We said goodbye to the year 2017 quite a while ago, so now it is time once again to see what that year’s worth of data had to tell us. As I did last year, I unleashed Pandas and Matplotlib on 2017 data from the database that powers XonStat: XonStatDB. Let’s see what it has to tell us!
Let’s first look at the number of games throughout the year:
The number of games for the first part of the year - through July - is lower than the year before, in most cases only by a little. What’s interesting is that the rest of the year has higher numbers! Unfortunately they weren’t enough to make up the huge two months we had in January and February last year, so the overall amount of games through the year is down by just over 19K. The discrepancy might be explained by the heightened interest in the game through all of the practice sessions, YouTube videos, and player interviews for the Xonotic World Cup that was going on at the time. Perhaps it is time to do another one of those!
Next let’s check the most popular time to find games:
Once again 8PM UTC takes the cake for the most popular time to play. This corresponds to the evening time for EU residents, so it appears that they enjoy de-stressing by fragging. As far as days go, Friday is unsurprisingly the best one. Everyone is getting their weekends started right!
The next chart shows the number of distinct players per month.
As with the number of games, the number of players is down for the first half of the year compared with 2016. However, unlike the number of games measure the overall number of distinct players for 2017 is much higher!
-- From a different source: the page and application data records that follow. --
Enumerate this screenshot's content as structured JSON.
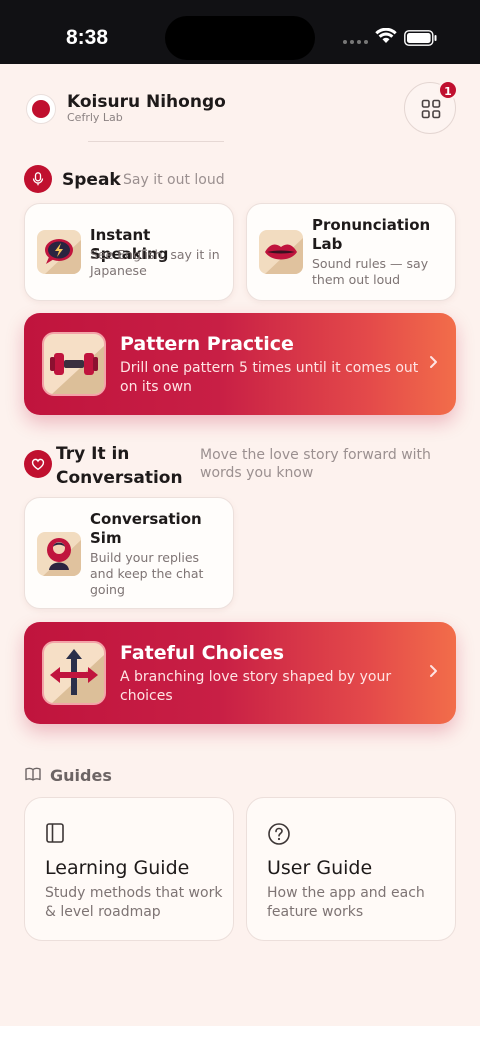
{
  "status": {
    "time": "8:38"
  },
  "header": {
    "app_name": "Koisuru Nihongo",
    "app_sub": "Cefrly Lab",
    "badge_count": "1"
  },
  "speak": {
    "title": "Speak",
    "hint": "Say it out loud",
    "cards": [
      {
        "title": "Instant Speaking",
        "desc": "See English, say it in Japanese"
      },
      {
        "title": "Pronunciation Lab",
        "desc": "Sound rules — say them out loud"
      }
    ],
    "hero": {
      "title": "Pattern Practice",
      "desc": "Drill one pattern 5 times until it comes out on its own"
    }
  },
  "conversation": {
    "title": "Try It in Conversation",
    "hint": "Move the love story forward with words you know",
    "cards": [
      {
        "title": "Conversation Sim",
        "desc": "Build your replies and keep the chat going"
      }
    ],
    "hero": {
      "title": "Fateful Choices",
      "desc": "A branching love story shaped by your choices"
    }
  },
  "guides": {
    "title": "Guides",
    "cards": [
      {
        "title": "Learning Guide",
        "desc": "Study methods that work & level roadmap"
      },
      {
        "title": "User Guide",
        "desc": "How the app and each feature works"
      }
    ]
  },
  "colors": {
    "accent": "#c0102f",
    "background": "#fdf2ee"
  }
}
Approximately 3K more players played in 2017. It follows that the bigger the pool of players that we have available to play in games, the more games we’ll end up having, so let’s do our best to welcome these new players into our community so we can have an awesome 2018.
Next let’s have a look at weapons:
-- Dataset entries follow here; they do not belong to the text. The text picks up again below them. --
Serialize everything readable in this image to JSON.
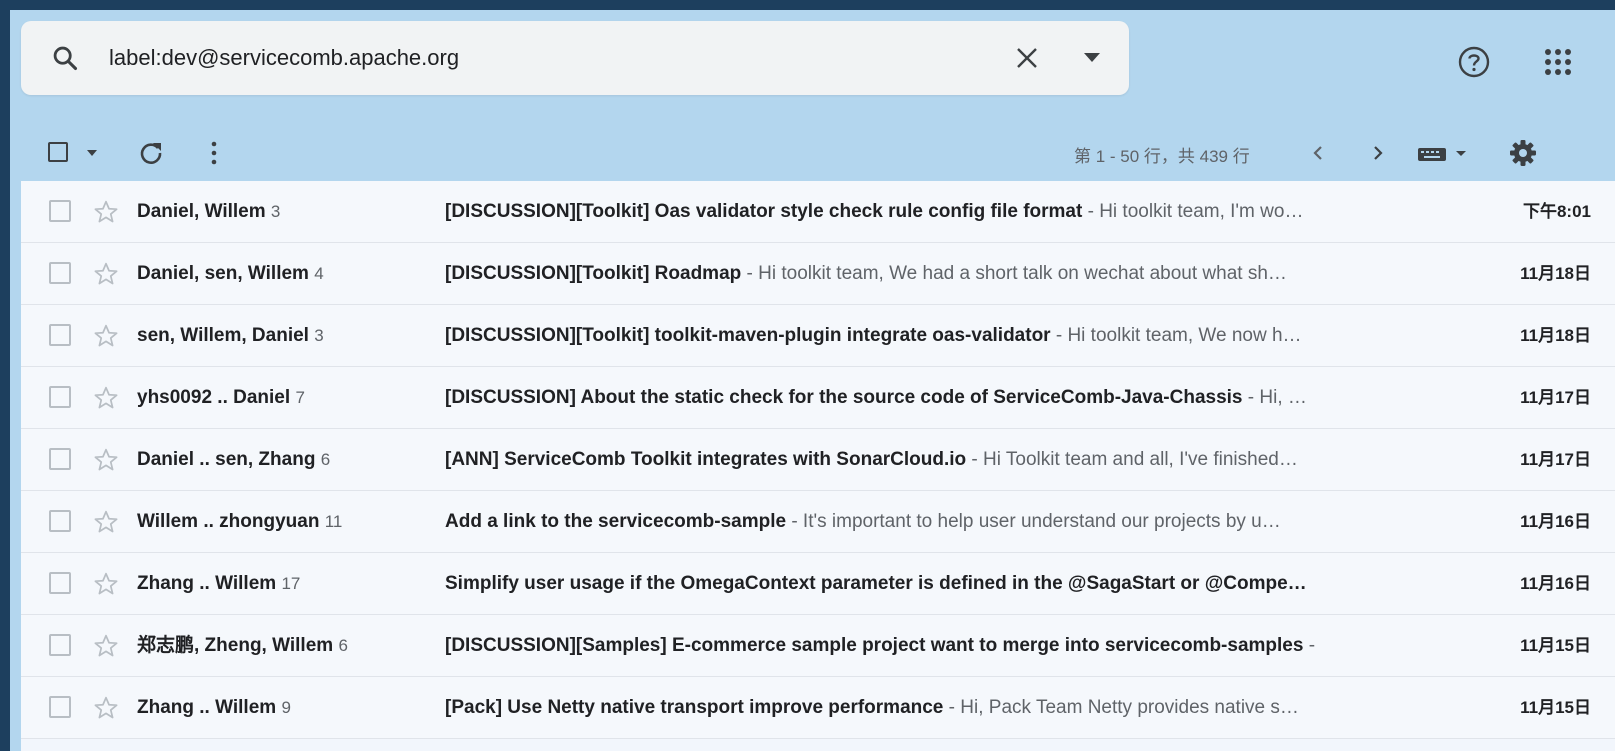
{
  "search": {
    "query": "label:dev@servicecomb.apache.org"
  },
  "toolbar": {
    "range": "第 1 - 50 行，共 439 行"
  },
  "icons": {
    "search": "search-icon",
    "clear": "close-icon",
    "dropdown": "caret-down-icon",
    "help": "help-icon",
    "apps": "apps-grid-icon",
    "refresh": "refresh-icon",
    "more": "more-vert-icon",
    "prev": "chevron-left-icon",
    "next": "chevron-right-icon",
    "keyboard": "keyboard-icon",
    "settings": "gear-icon",
    "star": "star-outline-icon"
  },
  "colors": {
    "background": "#b3d6ee",
    "outer": "#1d3f5e",
    "row": "#f5f8fc"
  },
  "emails": [
    {
      "sender": "Daniel, Willem",
      "count": "3",
      "subject": "[DISCUSSION][Toolkit] Oas validator style check rule config file format",
      "snippet": " - Hi toolkit team, I'm wo…",
      "date": "下午8:01"
    },
    {
      "sender": "Daniel, sen, Willem",
      "count": "4",
      "subject": "[DISCUSSION][Toolkit] Roadmap",
      "snippet": " - Hi toolkit team, We had a short talk on wechat about what sh…",
      "date": "11月18日"
    },
    {
      "sender": "sen, Willem, Daniel",
      "count": "3",
      "subject": "[DISCUSSION][Toolkit] toolkit-maven-plugin integrate oas-validator",
      "snippet": " - Hi toolkit team, We now h…",
      "date": "11月18日"
    },
    {
      "sender": "yhs0092 .. Daniel",
      "count": "7",
      "subject": "[DISCUSSION] About the static check for the source code of ServiceComb-Java-Chassis",
      "snippet": " - Hi, …",
      "date": "11月17日"
    },
    {
      "sender": "Daniel .. sen, Zhang",
      "count": "6",
      "subject": "[ANN] ServiceComb Toolkit integrates with SonarCloud.io",
      "snippet": " - Hi Toolkit team and all, I've finished…",
      "date": "11月17日"
    },
    {
      "sender": "Willem .. zhongyuan",
      "count": "11",
      "subject": "Add a link to the servicecomb-sample",
      "snippet": " - It's important to help user understand our projects by u…",
      "date": "11月16日"
    },
    {
      "sender": "Zhang .. Willem",
      "count": "17",
      "subject": "Simplify user usage if the OmegaContext parameter is defined in the @SagaStart or @Compe…",
      "snippet": "",
      "date": "11月16日"
    },
    {
      "sender": "郑志鹏, Zheng, Willem",
      "count": "6",
      "subject": "[DISCUSSION][Samples] E-commerce sample project want to merge into servicecomb-samples",
      "snippet": " -",
      "date": "11月15日"
    },
    {
      "sender": "Zhang .. Willem",
      "count": "9",
      "subject": "[Pack] Use Netty native transport improve performance",
      "snippet": " - Hi, Pack Team Netty provides native s…",
      "date": "11月15日"
    }
  ]
}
We can’t extrapolate a ton of information from this chart given that it contains data from all game modes and all configurations, but it is useful to get a high level view of what weapons players are using. On that front it is good to see that each weapon has a place or “band” on the vertical bars, which indicates that all of them are being used. We’d have a concern if any of the “core” weapons were only represented with tiny slivers.
As a fun side note to this chart, please be aware that the blaster metrics are excluded. When I ran the numbers this time I saw some truly whacky numbers for that weapon that I’ve yet to explain. I’ll defer that explanation to another time so I can do some analysis! It’s likely that some server was misconfigured. Who knows - someone could have hosted a week long blaster-only tournament. The jury is still out on this one.
Moving on to the frags dealt by all of those weapons:
This one also has representation from each of the weapons in the game, which is good to see! One point to note is that the devastator almost always leads in frags versus, say, the vortex. A common complaint is that the vortex is overpowered (op), but the data both on damage and frags indicates otherwise, at least in the general sense. More digging into different modes may yield different conclusions.
That’s it for this year’s data exploration. As mentioned before, I’ve placed the code that generated these charts on Github if you’re the coding type. If you’re not, I hope to see you out on the servers instead - let’s get out there and do our best to bump up the 2018 numbers!